Allie also spoke with me about her mental health in a guest post where she talks about how fabrics brought her comfort and helped her develop her business.
“For years, fashion and sustainability have not been synonymous,” said Joanne Angelis from House of Angelis. “However, in recent years fast-fashion has been the primary culprit.”
“In fact, the fast-fashion industry is ranked as the second largest polluter behind the oil industry,” she continued. “Think about that for a second, the oil industry. That trendy little top at that low price hails from manufacturers that are slowly filling our landfills and polluting our waters with chemical by-products of their cheaper dyes. Not only that, many large commercial companies, design and produce a garment that is only meant to last a year or “X” number of washes so that the consumer is forced to replace the item time and time again. Created to fall apart, they cannot even be donated to further extend their lifespan. They simply become garbage.”
“It used to be that the consumer would look for the best quality so that the purchase would last. It was a mindset of quality over quantity. In the long run, having one good pair of shoes, for example, that lasted a few seasons was far more cost effective than replacing them every year.”
“True fashion is about craftsmanship and quality fabrics; garments that are built to last. The textiles are more expensive because of the environmentally responsible way they are made. Folks, that higher price tag means oh so much more than you think,” she said.
House of Angelis carries high quality fashion brands, designed to last through the seasons. At my request, Joanne looked into her brands, and discovered she carried more pieces from the sustainable and eco-friendly fashion world than she thought:
Soak: a Canadian brand of lingerie and delicates wash that is eco-friendly and doesn’t use any harsh chemicals.
Stripe and Stare: a new line of panties they now carry, made from Tencel Micro Modal. “It’s amazingly eco-friendly because the Tencel is made with wood pulp from sustainable tree farms,” Joanne said.

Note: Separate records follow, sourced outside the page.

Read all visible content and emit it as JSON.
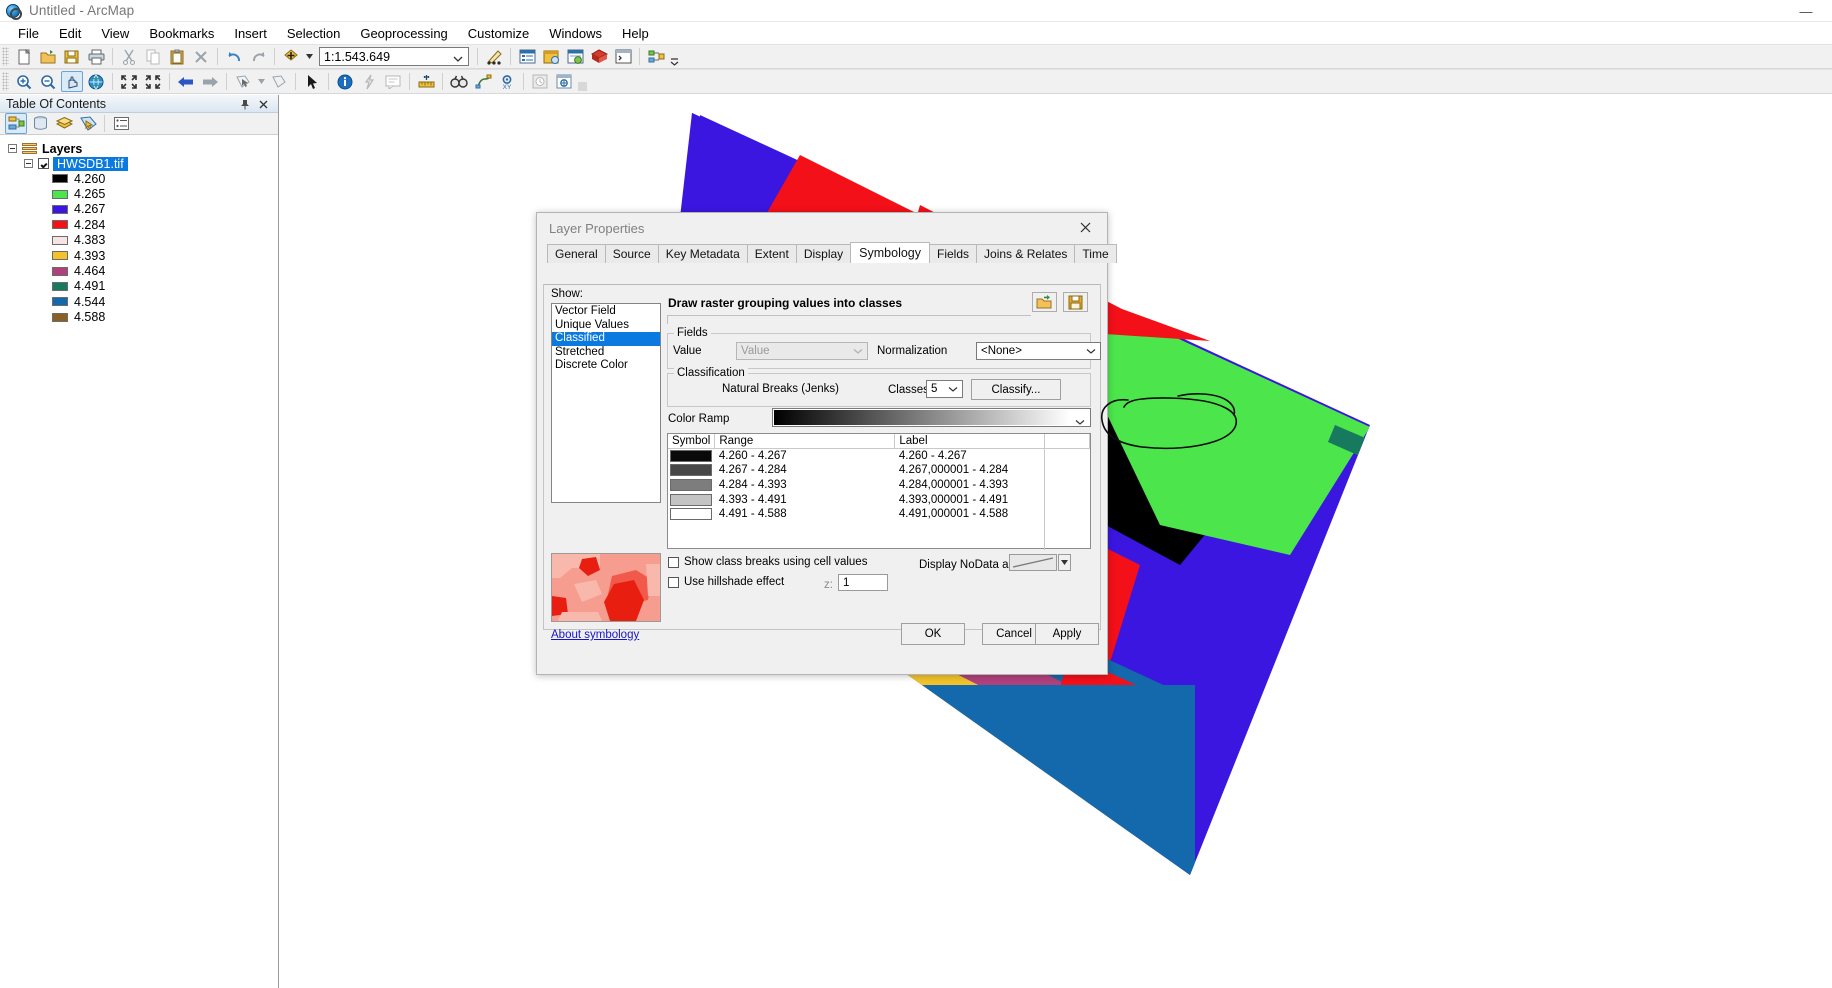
{
  "window": {
    "title": "Untitled - ArcMap",
    "app_icon": "arcmap-globe-icon",
    "minimize_label": "—"
  },
  "menubar": {
    "items": [
      "File",
      "Edit",
      "View",
      "Bookmarks",
      "Insert",
      "Selection",
      "Geoprocessing",
      "Customize",
      "Windows",
      "Help"
    ]
  },
  "toolbar_standard": {
    "scale_value": "1:1.543.649",
    "icons": [
      "new-document-icon",
      "open-folder-icon",
      "save-icon",
      "print-icon",
      "cut-icon",
      "copy-icon",
      "paste-icon",
      "delete-icon",
      "undo-icon",
      "redo-icon",
      "add-data-icon",
      "editor-toolbar-icon",
      "table-of-contents-icon",
      "catalog-window-icon",
      "search-window-icon",
      "arctoolbox-icon",
      "python-window-icon",
      "model-builder-icon"
    ]
  },
  "toolbar_tools": {
    "icons": [
      "zoom-in-icon",
      "zoom-out-icon",
      "pan-icon",
      "full-extent-icon",
      "fixed-zoom-in-icon",
      "fixed-zoom-out-icon",
      "back-extent-icon",
      "forward-extent-icon",
      "select-features-icon",
      "clear-selection-icon",
      "select-elements-icon",
      "identify-icon",
      "hyperlink-icon",
      "html-popup-icon",
      "measure-icon",
      "find-icon",
      "find-route-icon",
      "go-to-xy-icon",
      "time-slider-icon",
      "create-viewer-window-icon"
    ],
    "active": "pan-icon"
  },
  "toc": {
    "header_title": "Table Of Contents",
    "pin_icon": "pin-icon",
    "close_icon": "close-icon",
    "toolbar_icons": [
      "list-by-drawing-order-icon",
      "list-by-source-icon",
      "list-by-visibility-icon",
      "list-by-selection-icon",
      "options-icon"
    ],
    "active_toolbar_icon": "list-by-drawing-order-icon",
    "root": "Layers",
    "layer": {
      "name": "HWSDB1.tif",
      "checked": true,
      "selected": true
    },
    "legend": [
      {
        "value": "4.260",
        "color": "#000000"
      },
      {
        "value": "4.265",
        "color": "#4ce64c"
      },
      {
        "value": "4.267",
        "color": "#3b16e0"
      },
      {
        "value": "4.284",
        "color": "#f41019"
      },
      {
        "value": "4.383",
        "color": "#f7e3e6"
      },
      {
        "value": "4.393",
        "color": "#f2c42a"
      },
      {
        "value": "4.464",
        "color": "#b0417d"
      },
      {
        "value": "4.491",
        "color": "#17795e"
      },
      {
        "value": "4.544",
        "color": "#1369ab"
      },
      {
        "value": "4.588",
        "color": "#8a6024"
      }
    ]
  },
  "dialog": {
    "title": "Layer Properties",
    "close_icon": "close-icon",
    "tabs": [
      {
        "label": "General",
        "selected": false
      },
      {
        "label": "Source",
        "selected": false
      },
      {
        "label": "Key Metadata",
        "selected": false
      },
      {
        "label": "Extent",
        "selected": false
      },
      {
        "label": "Display",
        "selected": false
      },
      {
        "label": "Symbology",
        "selected": true
      },
      {
        "label": "Fields",
        "selected": false
      },
      {
        "label": "Joins & Relates",
        "selected": false
      },
      {
        "label": "Time",
        "selected": false
      }
    ],
    "show": {
      "label": "Show:",
      "items": [
        {
          "label": "Vector Field",
          "selected": false
        },
        {
          "label": "Unique Values",
          "selected": false
        },
        {
          "label": "Classified",
          "selected": true
        },
        {
          "label": "Stretched",
          "selected": false
        },
        {
          "label": "Discrete Color",
          "selected": false
        }
      ]
    },
    "about_link": "About symbology",
    "draw_title": "Draw raster grouping values into classes",
    "import_icon": "import-symbology-icon",
    "save_icon": "save-symbology-icon",
    "fields": {
      "group_label": "Fields",
      "value_label": "Value",
      "value_select": "Value",
      "normalization_label": "Normalization",
      "normalization_select": "<None>"
    },
    "classification": {
      "group_label": "Classification",
      "method": "Natural Breaks (Jenks)",
      "classes_label": "Classes",
      "classes_value": "5",
      "classify_button": "Classify..."
    },
    "color_ramp": {
      "label": "Color Ramp",
      "ramp_start": "#000000",
      "ramp_end": "#ffffff"
    },
    "table": {
      "headers": [
        "Symbol",
        "Range",
        "Label"
      ],
      "rows": [
        {
          "color": "#0a0a0a",
          "range": "4.260 - 4.267",
          "label": "4.260 - 4.267"
        },
        {
          "color": "#474747",
          "range": "4.267 - 4.284",
          "label": "4.267,000001 - 4.284"
        },
        {
          "color": "#7d7d7d",
          "range": "4.284 - 4.393",
          "label": "4.284,000001 - 4.393"
        },
        {
          "color": "#c3c3c3",
          "range": "4.393 - 4.491",
          "label": "4.393,000001 - 4.491"
        },
        {
          "color": "#ffffff",
          "range": "4.491 - 4.588",
          "label": "4.491,000001 - 4.588"
        }
      ]
    },
    "options": {
      "show_class_breaks": {
        "label": "Show class breaks using cell values",
        "checked": false
      },
      "use_hillshade": {
        "label": "Use hillshade effect",
        "checked": false
      },
      "z_label": "z:",
      "z_value": "1",
      "nodata_label": "Display NoData as"
    },
    "buttons": {
      "ok": "OK",
      "cancel": "Cancel",
      "apply": "Apply"
    },
    "annotation": "hand-drawn-ellipse-around-classify"
  },
  "map": {
    "background": "#ffffff",
    "raster_colors": {
      "black": "#000000",
      "green": "#4ce64c",
      "blue": "#3b16e0",
      "red": "#f41019",
      "pink": "#f7e3e6",
      "yellow": "#f2c42a",
      "magenta": "#b0417d",
      "teal": "#17795e",
      "steel_blue": "#1369ab",
      "brown": "#8a6024"
    }
  }
}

Mey: Also a huge user of Tencel Micro Modal. They have been producing responsibly since 1928 in Germany. Their sustainability strategy focuses on the Sustainable Development Goals from the UN with their key massage being the 5Ps: People, Planet, Prosperity, Peace and Partnership.
Local fabric designer Jessica Trotter shared her knowledge of fabric garment recycling,
“Something people start forgetting is that things can be fixed. If a piece of clothing you like or you wear often has a hole in it, you can fix it,” she said.
“People tend to take the easy route and throw it away to purchase a new item, completely forgetting that things can be fixed,” Trotter continued. “As a textile designer and instructor, I taught a class on mending garments that was meant to open the thought of “reduce, reuse, recycle”. It’s one of the main reasons why thrifting has become so popular! It’s one way to recycle your clothes, but instead of recycling it, you’re reducing your waste by fixing what you have and also saving money in the process.”
Trotter shared some resources for pieces that can’t be donated to a thrift store and have had their time. She said there are places that specifically take clothing for recycling purposes, instead of throwing it in the trash:
Learn more about Jessica Trotter Designs and check out her handmade fabrics on her website.
Once we start really looking at how our purchases can impact industries, making intentional and informed choices will eventually create a push for change. Yes, it’s scary to think about investing your hard earned dollars in high-quality, well made and sustainably manufactured items – for your wardrobe or any aspect of your life – but we have to remember that we’re running out of places to put our waste on this planet.
Make smart choices, reduce your consumption, repair things instead of throwing them away, and research companies before you make purchases, to be sure your money is going towards what you stand for, and not supporting wasteful companies, and unethical working conditions.